Pull every line that includes the word "with" from the data.

(Excerpts from an interface dataset)
****

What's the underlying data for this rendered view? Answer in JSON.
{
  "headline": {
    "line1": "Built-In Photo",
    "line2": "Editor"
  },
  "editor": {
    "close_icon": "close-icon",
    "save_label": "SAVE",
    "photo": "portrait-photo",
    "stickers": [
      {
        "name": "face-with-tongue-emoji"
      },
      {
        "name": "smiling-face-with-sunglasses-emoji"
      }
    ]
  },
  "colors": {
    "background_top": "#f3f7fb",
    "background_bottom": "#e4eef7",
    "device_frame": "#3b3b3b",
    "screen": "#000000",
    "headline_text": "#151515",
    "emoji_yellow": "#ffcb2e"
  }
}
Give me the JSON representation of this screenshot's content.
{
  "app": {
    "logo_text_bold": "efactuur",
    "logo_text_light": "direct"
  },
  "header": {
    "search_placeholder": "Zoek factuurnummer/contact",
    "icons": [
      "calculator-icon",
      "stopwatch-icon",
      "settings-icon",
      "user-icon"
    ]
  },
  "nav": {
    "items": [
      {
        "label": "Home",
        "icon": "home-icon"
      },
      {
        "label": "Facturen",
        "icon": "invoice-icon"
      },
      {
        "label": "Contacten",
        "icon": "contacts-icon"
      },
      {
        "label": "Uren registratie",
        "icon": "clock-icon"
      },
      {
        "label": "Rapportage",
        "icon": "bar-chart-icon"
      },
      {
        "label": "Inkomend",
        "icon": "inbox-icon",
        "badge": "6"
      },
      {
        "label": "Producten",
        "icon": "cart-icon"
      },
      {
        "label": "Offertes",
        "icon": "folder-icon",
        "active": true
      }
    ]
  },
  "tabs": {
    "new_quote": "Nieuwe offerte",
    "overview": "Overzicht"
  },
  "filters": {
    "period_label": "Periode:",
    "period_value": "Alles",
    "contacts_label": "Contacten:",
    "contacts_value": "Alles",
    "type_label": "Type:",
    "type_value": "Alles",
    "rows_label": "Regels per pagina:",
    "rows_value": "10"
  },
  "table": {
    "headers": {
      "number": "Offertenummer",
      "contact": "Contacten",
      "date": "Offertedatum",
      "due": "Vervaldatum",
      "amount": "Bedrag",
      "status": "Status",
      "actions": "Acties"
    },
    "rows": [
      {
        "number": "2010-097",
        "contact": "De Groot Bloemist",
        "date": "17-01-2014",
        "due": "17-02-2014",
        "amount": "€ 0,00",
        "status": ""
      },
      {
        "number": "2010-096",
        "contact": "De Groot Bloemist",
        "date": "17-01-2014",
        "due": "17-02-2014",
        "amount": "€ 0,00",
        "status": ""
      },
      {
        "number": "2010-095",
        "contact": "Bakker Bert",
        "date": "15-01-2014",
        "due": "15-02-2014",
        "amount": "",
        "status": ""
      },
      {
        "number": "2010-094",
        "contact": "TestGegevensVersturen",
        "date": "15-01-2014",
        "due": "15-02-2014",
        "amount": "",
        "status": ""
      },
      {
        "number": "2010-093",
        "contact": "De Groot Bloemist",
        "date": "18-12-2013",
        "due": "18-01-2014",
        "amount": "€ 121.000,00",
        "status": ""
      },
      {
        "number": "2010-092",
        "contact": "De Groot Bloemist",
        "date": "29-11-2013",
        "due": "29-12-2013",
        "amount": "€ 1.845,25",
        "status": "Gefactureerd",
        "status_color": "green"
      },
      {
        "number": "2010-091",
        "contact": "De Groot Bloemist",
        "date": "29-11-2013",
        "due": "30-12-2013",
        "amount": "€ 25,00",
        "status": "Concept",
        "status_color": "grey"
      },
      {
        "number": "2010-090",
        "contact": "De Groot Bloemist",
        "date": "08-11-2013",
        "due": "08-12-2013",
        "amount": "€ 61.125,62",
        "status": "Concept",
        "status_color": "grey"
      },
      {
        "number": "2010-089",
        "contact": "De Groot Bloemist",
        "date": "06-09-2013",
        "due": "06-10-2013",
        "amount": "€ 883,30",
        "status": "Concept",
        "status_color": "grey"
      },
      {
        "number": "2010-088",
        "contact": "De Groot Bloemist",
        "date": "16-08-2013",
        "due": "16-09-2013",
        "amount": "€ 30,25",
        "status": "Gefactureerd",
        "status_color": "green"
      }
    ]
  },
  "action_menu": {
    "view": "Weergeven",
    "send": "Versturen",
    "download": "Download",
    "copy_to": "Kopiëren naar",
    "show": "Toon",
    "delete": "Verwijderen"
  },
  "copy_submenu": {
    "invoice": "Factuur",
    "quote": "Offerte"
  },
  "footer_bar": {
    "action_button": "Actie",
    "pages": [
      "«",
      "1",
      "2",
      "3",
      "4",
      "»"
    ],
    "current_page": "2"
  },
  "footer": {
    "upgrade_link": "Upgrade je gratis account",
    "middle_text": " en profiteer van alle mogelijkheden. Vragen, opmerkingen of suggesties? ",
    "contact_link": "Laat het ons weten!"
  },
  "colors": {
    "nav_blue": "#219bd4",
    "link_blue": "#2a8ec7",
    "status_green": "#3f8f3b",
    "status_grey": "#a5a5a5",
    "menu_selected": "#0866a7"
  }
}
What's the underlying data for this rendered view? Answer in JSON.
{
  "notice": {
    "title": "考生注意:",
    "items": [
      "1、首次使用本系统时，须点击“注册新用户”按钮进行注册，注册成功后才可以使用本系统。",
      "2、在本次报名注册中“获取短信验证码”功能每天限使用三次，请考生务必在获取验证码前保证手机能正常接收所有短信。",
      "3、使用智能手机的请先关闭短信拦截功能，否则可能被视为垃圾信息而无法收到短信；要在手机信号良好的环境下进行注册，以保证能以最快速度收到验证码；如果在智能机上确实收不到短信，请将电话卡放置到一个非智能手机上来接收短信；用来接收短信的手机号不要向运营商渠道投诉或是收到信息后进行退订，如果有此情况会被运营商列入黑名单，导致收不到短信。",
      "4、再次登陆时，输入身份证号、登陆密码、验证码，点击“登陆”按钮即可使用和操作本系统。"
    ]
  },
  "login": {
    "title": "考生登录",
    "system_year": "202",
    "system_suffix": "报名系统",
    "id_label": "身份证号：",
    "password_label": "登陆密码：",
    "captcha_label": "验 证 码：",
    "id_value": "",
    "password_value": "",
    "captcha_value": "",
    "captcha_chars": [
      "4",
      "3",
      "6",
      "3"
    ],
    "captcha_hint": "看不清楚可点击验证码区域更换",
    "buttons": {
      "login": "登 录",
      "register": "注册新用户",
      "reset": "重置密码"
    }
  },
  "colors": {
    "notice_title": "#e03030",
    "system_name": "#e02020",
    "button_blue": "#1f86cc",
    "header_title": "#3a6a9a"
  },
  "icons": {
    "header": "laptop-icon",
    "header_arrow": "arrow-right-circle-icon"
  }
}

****

• _SOLUTION TO THE PROBLEM_:
        "name": "face-with-tongue-emoji"
        "name": "smiling-face-with-sunglasses-emoji"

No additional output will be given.